Organisational Change

So you are clear in where I am coming from regarding the value to organisations in investing in 'effective' change management, there are broadly two drivers for me:

  1. It is just the decent thing to do.
  2. An organisation that has high capability in dealing with change is going to deliver significantly more value in the medium to long term than organisations that have lower capability.

I have been applying a model to assist in the diagnosis of the likely level of support or resistance for a particular change.  By having an insight into the likely level of support or resistance by any stakeholder group to a particular change, we can then take a more strategic and discerning approach to the change leadership required with each of these stakeholders. This will make the change strategy a far more effective one.
I have found that three of the key elements are:

  1. The perceived level of control over the change
  2. The perception of the positive personal impact of the change
  3. The time there is to prepare for, get used to the idea of,  or adapt to the change.

The greater the perception of the level of control and personal impact, as well as the greater the  time to adapt, generally the higher the support and lower the resistance.  Conversely, the lower these things are, the lower the support and the higher the resistance.  A caution on the time. If the time to introduce a change is perceived as too long, resistance can build. This can result in disbelief, cynicism and active resistance to the change. So a reasonable time to adapt is good. Too long becomes negative.

Given the above comments on time, the concepts are represented graphically below.

Diagnosing Likely Support/Resistance to Change
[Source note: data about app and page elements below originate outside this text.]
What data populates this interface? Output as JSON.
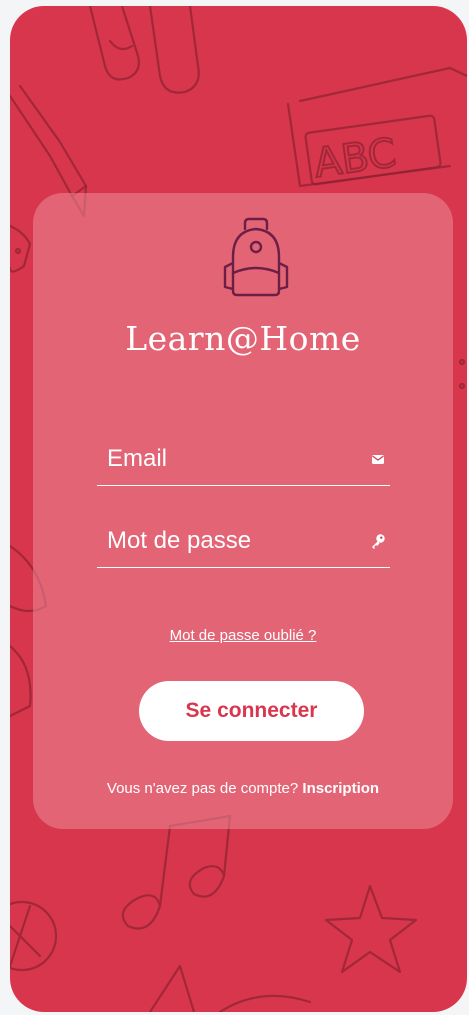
{
  "app": {
    "title": "Learn@Home",
    "background_color": "#d8364d",
    "accent_color": "#d8364d"
  },
  "logo": {
    "icon": "backpack-icon",
    "color": "#6b1f45"
  },
  "background_doodles": {
    "text": "ABC"
  },
  "form": {
    "email": {
      "placeholder": "Email",
      "value": "",
      "icon": "envelope-icon"
    },
    "password": {
      "placeholder": "Mot de passe",
      "value": "",
      "icon": "key-icon"
    },
    "forgot_password_label": "Mot de passe oublié ?",
    "submit_label": "Se connecter"
  },
  "signup": {
    "prompt": "Vous n'avez pas de compte?",
    "link_label": "Inscription"
  }
}
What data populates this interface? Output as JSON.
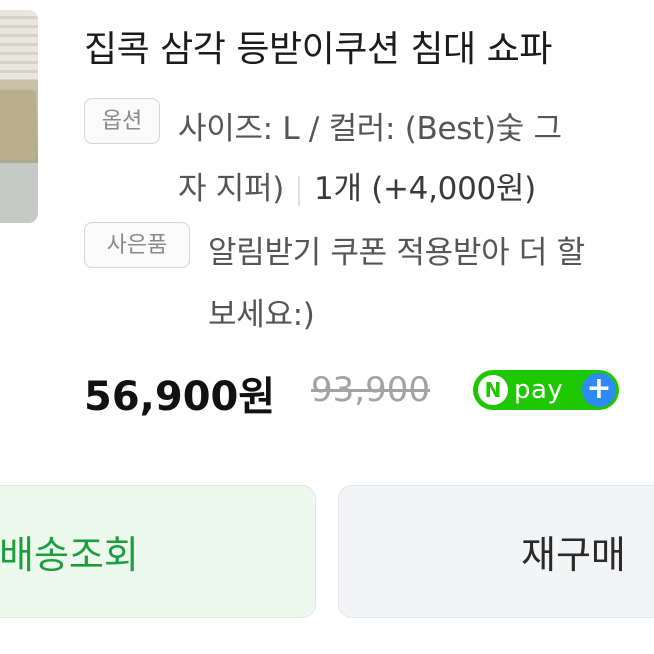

So with this insight, you are able to take a strategic approach that will optimise the outcomes of the change for your organisation. And yes, this means a different approach is likely for different stakeholders. As we know, one size rarely fits all. There are different approaches that can be taken for each of the combinations of control, time and personal impact. At OCS we have identified nine such combinations and identified broad strategies to address each of these nine combinations.